I go back to my hotel room and cry myself to sleep.

Going Dutch

I sleep poorly. The next day I join a group of Dutch nurses who have arrived and we set up a ‘drop in clinic’ in the camp. They have brought a huge supply of basic medications and first aid supplies. We instantly click and make a brilliantly functional team. They highlight the fact that I know no Dutch, and I give them advice about the more complex of presenting problems. We meet some fantastic young refugees who translate for us for the whole afternoon.
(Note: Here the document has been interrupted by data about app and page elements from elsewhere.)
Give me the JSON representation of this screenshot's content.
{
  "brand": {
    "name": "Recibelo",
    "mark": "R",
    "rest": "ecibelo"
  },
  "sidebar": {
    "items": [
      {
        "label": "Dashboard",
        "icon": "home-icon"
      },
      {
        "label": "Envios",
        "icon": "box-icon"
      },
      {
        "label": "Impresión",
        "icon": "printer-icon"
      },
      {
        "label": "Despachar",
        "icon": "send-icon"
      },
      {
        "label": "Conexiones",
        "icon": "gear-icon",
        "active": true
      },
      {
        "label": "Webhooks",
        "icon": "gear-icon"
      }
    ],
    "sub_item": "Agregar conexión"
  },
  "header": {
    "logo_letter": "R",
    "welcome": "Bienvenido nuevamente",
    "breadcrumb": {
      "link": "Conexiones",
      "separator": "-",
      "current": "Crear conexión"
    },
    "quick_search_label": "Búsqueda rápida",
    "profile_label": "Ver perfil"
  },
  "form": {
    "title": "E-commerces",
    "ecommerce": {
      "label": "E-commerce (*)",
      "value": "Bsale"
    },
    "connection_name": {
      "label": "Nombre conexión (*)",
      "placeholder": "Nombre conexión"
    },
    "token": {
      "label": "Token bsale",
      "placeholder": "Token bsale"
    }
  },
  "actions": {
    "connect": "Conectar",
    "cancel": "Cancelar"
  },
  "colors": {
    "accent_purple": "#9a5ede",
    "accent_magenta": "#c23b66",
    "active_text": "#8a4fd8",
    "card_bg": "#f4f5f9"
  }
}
I decide to stay later into the evening to meet the Human Appeal doctor who is in camp later at night. He is a UK graduate who dedicates his time working in conflict zones and areas of great humanitarian need. He speaks good Farsi and so we work through some consultations together. Understandably, there is so much anxiety, being in an unfamiliar country with nothing of your own and on top of that, to be unwell.
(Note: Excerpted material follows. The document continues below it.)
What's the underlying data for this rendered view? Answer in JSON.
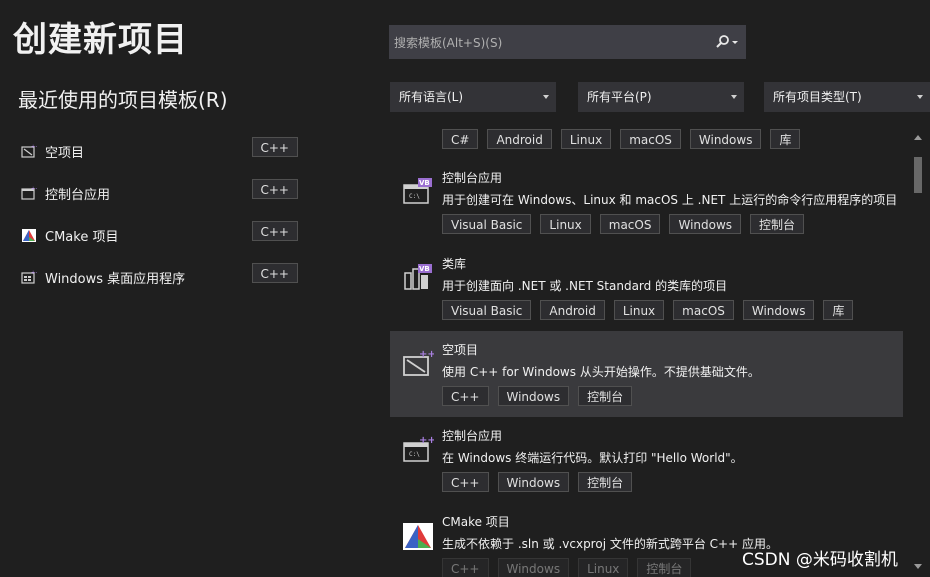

His makeshift office is on the outskirts of the barracks compound, which is enclosed by high fences and bolted gates. Some refugees used the fact that there was a doctor inside to get entry into the compound by feigning illness and then trying to dart through into the barracks. I can hardly blame them.

The local police have received a lot of negative publicity, however they have a job to do. They are working with people who are desperate and who do not speak the same language. It seems obvious that this is going to lead to frustration, and so conflict at times. The police try and maintain order in the queue to registration. I can’t say that I experienced much negativity from them. Most of the police officers I spoke with were sympathetic to the plight of the refugees.

Half way through my week, we are blessed with a Farsi speaker from London who has flown out to do what she can. This sudden new ability to communicate lifts my spirits and fuels my determination. We spend more time distributing snacks and toys, using the opportunity to get an overview of the general health of the family and treat where we can.

Our translator is asked to accompany the police and psychiatrist to the hospital – another boat has capsized leaving several lost at sea and families divided.

The psychiatrist has been flown in from Jordan and is accompanied by a psychologist, trying to help those who have experienced loss in such an acute sense; forced to watch their babies disappear into the darkness, into the sea. I cannot comprehend how you try to understand or help with that.   We manage to pair up some photos of children in the hospital with photos on phones of anxiously awaiting relatives. This feels like a small triumph, especially when reuniting the families.

What if it was my family?

Some people I meet are angry, seething that they are forced to wait in such squalid conditions, that they must wait to register and that everyday consumables are expensive. Others are distraught, displaying delayed grief reactions or real raw grief over those lost or separated. Some are just numb.

The tales told about the boats from Turkey are extraordinary. People describe being asked to pay sums in excess of 1500 Euros by threatening traffickers holding AK47s, urging more and more refugees into the boats when they were clearly over capacity already. What would you do if that were the only perceived way to safety? The boats are nothing more than a thicker, larger inflatable dinghy reminiscent of those my sister and I played in the sea with on a childhood holiday.

When I return, UK medicine angers me for the first few weeks. Demand is so high, expectation so great, frustration often over such trivial things and no reprieve in sight. It makes me want to give those with overly-unrealistic expectations or demands a glimpse of what is happening on our doorstep.

Life is so precious. Compassion costs nothing. I bite my tongue and plan my next trip to Greece.

Visit the International Rescue Committee (IRC) Greece page for updates on the situation. Click here for our recent article on working in the Calais ‘Jungle’ refugee camp.